Every line below must be reproduced exactly. Copy them all.
◇ ◇ ◇ ◇ ◇
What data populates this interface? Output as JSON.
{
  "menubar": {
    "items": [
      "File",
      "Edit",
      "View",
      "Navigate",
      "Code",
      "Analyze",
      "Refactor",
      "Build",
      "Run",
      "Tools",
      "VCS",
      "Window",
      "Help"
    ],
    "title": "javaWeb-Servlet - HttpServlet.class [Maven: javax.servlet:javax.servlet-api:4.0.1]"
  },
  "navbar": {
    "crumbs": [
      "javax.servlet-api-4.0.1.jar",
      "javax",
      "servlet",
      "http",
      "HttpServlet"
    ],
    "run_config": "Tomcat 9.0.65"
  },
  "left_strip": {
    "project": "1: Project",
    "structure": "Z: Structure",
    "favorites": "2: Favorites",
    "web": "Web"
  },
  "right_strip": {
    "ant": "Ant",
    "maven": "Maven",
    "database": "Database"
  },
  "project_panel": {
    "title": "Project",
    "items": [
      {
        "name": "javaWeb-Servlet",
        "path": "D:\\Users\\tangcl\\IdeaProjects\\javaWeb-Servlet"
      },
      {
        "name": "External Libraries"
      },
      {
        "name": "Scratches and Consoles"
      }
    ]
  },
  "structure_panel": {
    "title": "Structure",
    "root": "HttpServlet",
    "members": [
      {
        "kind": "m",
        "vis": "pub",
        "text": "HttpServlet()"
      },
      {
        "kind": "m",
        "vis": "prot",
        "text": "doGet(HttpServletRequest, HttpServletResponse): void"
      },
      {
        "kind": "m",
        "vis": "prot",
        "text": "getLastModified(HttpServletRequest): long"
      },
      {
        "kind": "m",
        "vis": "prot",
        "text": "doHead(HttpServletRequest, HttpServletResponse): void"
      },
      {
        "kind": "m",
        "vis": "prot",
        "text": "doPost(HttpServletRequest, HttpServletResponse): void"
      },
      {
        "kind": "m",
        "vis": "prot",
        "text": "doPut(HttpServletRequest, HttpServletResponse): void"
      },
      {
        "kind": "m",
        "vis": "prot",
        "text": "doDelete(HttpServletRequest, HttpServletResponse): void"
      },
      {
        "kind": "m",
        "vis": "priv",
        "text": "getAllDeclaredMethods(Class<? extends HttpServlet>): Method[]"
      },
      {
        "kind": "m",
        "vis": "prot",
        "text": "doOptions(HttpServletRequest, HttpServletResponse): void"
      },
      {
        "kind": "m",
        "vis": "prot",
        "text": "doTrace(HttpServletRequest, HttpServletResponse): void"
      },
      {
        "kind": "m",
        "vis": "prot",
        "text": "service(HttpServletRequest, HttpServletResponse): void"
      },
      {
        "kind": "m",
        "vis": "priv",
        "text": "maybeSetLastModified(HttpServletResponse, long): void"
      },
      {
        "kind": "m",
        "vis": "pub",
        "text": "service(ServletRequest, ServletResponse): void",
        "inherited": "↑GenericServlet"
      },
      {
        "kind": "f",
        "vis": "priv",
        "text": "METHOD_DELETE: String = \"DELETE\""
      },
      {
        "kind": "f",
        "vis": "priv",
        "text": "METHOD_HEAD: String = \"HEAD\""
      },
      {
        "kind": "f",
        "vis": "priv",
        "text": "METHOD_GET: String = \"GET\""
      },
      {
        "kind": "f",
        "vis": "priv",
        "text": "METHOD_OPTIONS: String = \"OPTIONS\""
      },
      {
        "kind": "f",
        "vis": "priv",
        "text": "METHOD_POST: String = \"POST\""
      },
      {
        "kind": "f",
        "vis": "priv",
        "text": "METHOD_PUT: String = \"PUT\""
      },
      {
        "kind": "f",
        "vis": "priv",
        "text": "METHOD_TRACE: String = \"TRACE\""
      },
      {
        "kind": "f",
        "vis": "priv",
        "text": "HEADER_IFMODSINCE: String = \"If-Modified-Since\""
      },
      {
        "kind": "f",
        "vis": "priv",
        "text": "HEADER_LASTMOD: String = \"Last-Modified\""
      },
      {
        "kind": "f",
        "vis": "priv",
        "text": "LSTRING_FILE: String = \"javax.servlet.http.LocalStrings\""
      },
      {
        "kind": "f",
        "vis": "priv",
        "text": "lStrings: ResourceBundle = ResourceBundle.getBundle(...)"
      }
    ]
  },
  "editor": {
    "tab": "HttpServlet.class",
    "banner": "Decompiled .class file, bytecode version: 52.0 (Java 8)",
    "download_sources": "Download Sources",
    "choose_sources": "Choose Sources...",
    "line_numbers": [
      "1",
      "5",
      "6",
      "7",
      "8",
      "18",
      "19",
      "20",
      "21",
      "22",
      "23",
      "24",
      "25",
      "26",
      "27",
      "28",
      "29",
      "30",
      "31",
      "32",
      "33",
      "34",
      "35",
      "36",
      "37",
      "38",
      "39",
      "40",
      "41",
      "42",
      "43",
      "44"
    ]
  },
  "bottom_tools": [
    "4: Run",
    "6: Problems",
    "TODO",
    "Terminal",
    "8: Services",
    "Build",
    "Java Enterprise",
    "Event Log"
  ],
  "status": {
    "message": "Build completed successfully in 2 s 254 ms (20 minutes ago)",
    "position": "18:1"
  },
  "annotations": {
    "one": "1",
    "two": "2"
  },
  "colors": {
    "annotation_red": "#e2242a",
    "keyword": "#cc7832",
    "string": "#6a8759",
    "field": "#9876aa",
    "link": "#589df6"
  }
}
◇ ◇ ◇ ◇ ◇
Response:
What data populates this interface? Output as JSON.
{
  "menubar": {
    "items": [
      "File",
      "Edit",
      "View",
      "Navigate",
      "Code",
      "Analyze",
      "Refactor",
      "Build",
      "Run",
      "Tools",
      "VCS",
      "Window",
      "Help"
    ],
    "title": "javaWeb-Servlet - HttpServlet.class [Maven: javax.servlet:javax.servlet-api:4.0.1]"
  },
  "navbar": {
    "crumbs": [
      "javax.servlet-api-4.0.1.jar",
      "javax",
      "servlet",
      "http",
      "HttpServlet"
    ],
    "run_config": "Tomcat 9.0.65"
  },
  "left_strip": {
    "project": "1: Project",
    "structure": "Z: Structure",
    "favorites": "2: Favorites",
    "web": "Web"
  },
  "right_strip": {
    "ant": "Ant",
    "maven": "Maven",
    "database": "Database"
  },
  "project_panel": {
    "title": "Project",
    "items": [
      {
        "name": "javaWeb-Servlet",
        "path": "D:\\Users\\tangcl\\IdeaProjects\\javaWeb-Servlet"
      },
      {
        "name": "External Libraries"
      },
      {
        "name": "Scratches and Consoles"
      }
    ]
  },
  "structure_panel": {
    "title": "Structure",
    "root": "HttpServlet",
    "members": [
      {
        "kind": "m",
        "vis": "pub",
        "text": "HttpServlet()"
      },
      {
        "kind": "m",
        "vis": "prot",
        "text": "doGet(HttpServletRequest, HttpServletResponse): void"
      },
      {
        "kind": "m",
        "vis": "prot",
        "text": "getLastModified(HttpServletRequest): long"
      },
      {
        "kind": "m",
        "vis": "prot",
        "text": "doHead(HttpServletRequest, HttpServletResponse): void"
      },
      {
        "kind": "m",
        "vis": "prot",
        "text": "doPost(HttpServletRequest, HttpServletResponse): void"
      },
      {
        "kind": "m",
        "vis": "prot",
        "text": "doPut(HttpServletRequest, HttpServletResponse): void"
      },
      {
        "kind": "m",
        "vis": "prot",
        "text": "doDelete(HttpServletRequest, HttpServletResponse): void"
      },
      {
        "kind": "m",
        "vis": "priv",
        "text": "getAllDeclaredMethods(Class<? extends HttpServlet>): Method[]"
      },
      {
        "kind": "m",
        "vis": "prot",
        "text": "doOptions(HttpServletRequest, HttpServletResponse): void"
      },
      {
        "kind": "m",
        "vis": "prot",
        "text": "doTrace(HttpServletRequest, HttpServletResponse): void"
      },
      {
        "kind": "m",
        "vis": "prot",
        "text": "service(HttpServletRequest, HttpServletResponse): void"
      },
      {
        "kind": "m",
        "vis": "priv",
        "text": "maybeSetLastModified(HttpServletResponse, long): void"
      },
      {
        "kind": "m",
        "vis": "pub",
        "text": "service(ServletRequest, ServletResponse): void",
        "inherited": "↑GenericServlet"
      },
      {
        "kind": "f",
        "vis": "priv",
        "text": "METHOD_DELETE: String = \"DELETE\""
      },
      {
        "kind": "f",
        "vis": "priv",
        "text": "METHOD_HEAD: String = \"HEAD\""
      },
      {
        "kind": "f",
        "vis": "priv",
        "text": "METHOD_GET: String = \"GET\""
      },
      {
        "kind": "f",
        "vis": "priv",
        "text": "METHOD_OPTIONS: String = \"OPTIONS\""
      },
      {
        "kind": "f",
        "vis": "priv",
        "text": "METHOD_POST: String = \"POST\""
      },
      {
        "kind": "f",
        "vis": "priv",
        "text": "METHOD_PUT: String = \"PUT\""
      },
      {
        "kind": "f",
        "vis": "priv",
        "text": "METHOD_TRACE: String = \"TRACE\""
      },
      {
        "kind": "f",
        "vis": "priv",
        "text": "HEADER_IFMODSINCE: String = \"If-Modified-Since\""
      },
      {
        "kind": "f",
        "vis": "priv",
        "text": "HEADER_LASTMOD: String = \"Last-Modified\""
      },
      {
        "kind": "f",
        "vis": "priv",
        "text": "LSTRING_FILE: String = \"javax.servlet.http.LocalStrings\""
      },
      {
        "kind": "f",
        "vis": "priv",
        "text": "lStrings: ResourceBundle = ResourceBundle.getBundle(...)"
      }
    ]
  },
  "editor": {
    "tab": "HttpServlet.class",
    "banner": "Decompiled .class file, bytecode version: 52.0 (Java 8)",
    "download_sources": "Download Sources",
    "choose_sources": "Choose Sources...",
    "line_numbers": [
      "1",
      "5",
      "6",
      "7",
      "8",
      "18",
      "19",
      "20",
      "21",
      "22",
      "23",
      "24",
      "25",
      "26",
      "27",
      "28",
      "29",
      "30",
      "31",
      "32",
      "33",
      "34",
      "35",
      "36",
      "37",
      "38",
      "39",
      "40",
      "41",
      "42",
      "43",
      "44"
    ]
  },
  "bottom_tools": [
    "4: Run",
    "6: Problems",
    "TODO",
    "Terminal",
    "8: Services",
    "Build",
    "Java Enterprise",
    "Event Log"
  ],
  "status": {
    "message": "Build completed successfully in 2 s 254 ms (20 minutes ago)",
    "position": "18:1"
  },
  "annotations": {
    "one": "1",
    "two": "2"
  },
  "colors": {
    "annotation_red": "#e2242a",
    "keyword": "#cc7832",
    "string": "#6a8759",
    "field": "#9876aa",
    "link": "#589df6"
  }
}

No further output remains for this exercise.